Keep reading »
Observations

Field Tests for Revised Psychiatric Guide Reveal Reliability Problems for 2 Major Diagnoses

DSM

PHILADELPHIA—In the summer of 2011 I began working on a feature article about a book that most people have never heard of—the Diagnostic and Statistical Manual of Mental Disorders (DSM), a reference guide for psychiatrists and clinicians. Most of the DSM‘s pages contain lists of symptoms that characterize different mental disorders (e.g. schizophrenia: delusions, hallucinations, [...]

Keep reading »
Observations

APA Announces New Changes to Drafts of the DSM-5, Psychiatry’s New “Bible”

I have this slim silver book on my desk called the “Quick Reference to the Diagnostic Criteria From DSM-IV-TR.” Page 153 reads: Schizophrenia A. Characteristic symptoms: Two (or more) of the following, each present for a significant portion of time during a 1-month period (or less if successfully treated): (1) delusions (2) hallucinations (3) disorganized [...]

Keep reading »
Streams of Consciousness

Why Are There No Biological Tests in Psychiatry?

Part 5 of a 5-part series By Allen Frances* When the third edition of psychiatry’s manual of mental illness, the DSM-III, was published 30 years ago, there was great optimism it would soon be the willing victim of its own success, achieving a kind of planned obsolescence. Surely, the combining of a reasonably reliable system [...]

Keep reading »
Streams of Consciousness

The Gloom-and-Doom Disease: Should Woody Allens Have a Home in the Manual of Mental Illness?

Woody Allen portrait

Part 4 of a series Depression and anxiety are like a pair of warring siblings. Both are disruptive and trying. They don’t want each other’s company, but are stuck together by virtue of the same parentage. Depression, after all, is often a product of rumination, the grating mental do-overs of ugly past events, usually with [...]

Keep reading »
Streams of Consciousness

Trouble at the Heart of Psychiatry’s Revised Rule Book

By Edward Shorter* Part 3 in a series One might liken the latest draft of psychiatry’s new diagnostic manual, the DSM-5, to a bowl of spaghetti. Hanging over the side are the marginal diagnoses of psychiatry, such as attention deficit hyperactivity disorder and autism, important for certain subpopulations but not central to the discipline. At [...]

Keep reading »
Streams of Consciousness

Science Remains a Stranger to Psychiatry’s New Bible

By Ferris Jabr* Part 2 of a series In the offices of psychiatrists and psychologists across the country you can find a rather hefty tome called the Diagnostic and Statistical Manual for Mental Disorders (DSM). The current edition of the DSM, the DSM-IV, is something like a field guide to mental disorders: the book pairs [...]

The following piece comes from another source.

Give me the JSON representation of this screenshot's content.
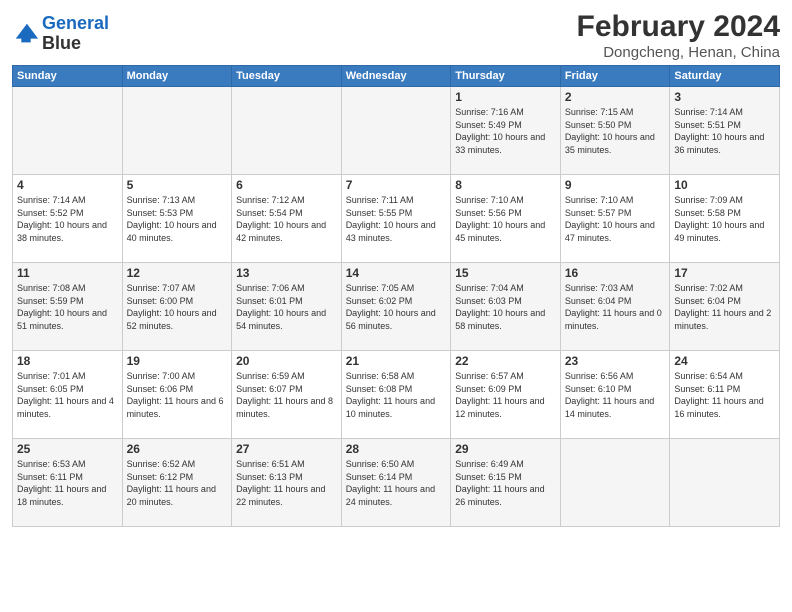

Keep reading »
Streams of Consciousness

Psychiatrists Are About to Shift the Boundaries between Sane and Insane

We will soon find ourselves plagued by new forms of distress. No, it’s not the economy. It’s not that we are all becoming socially isolated because of Facebook (though it’s possible we are). Rather, doctors are about to redefine what it means to be mentally ill. A select clique of psychiatrists has been at work [...]

Keep reading »

More from Scientific American

Scientific American Dinosaurs

Get Total Access to our Digital Anthology

1,200 Articles

Order Now - Just $39! >

X

Email this Article

X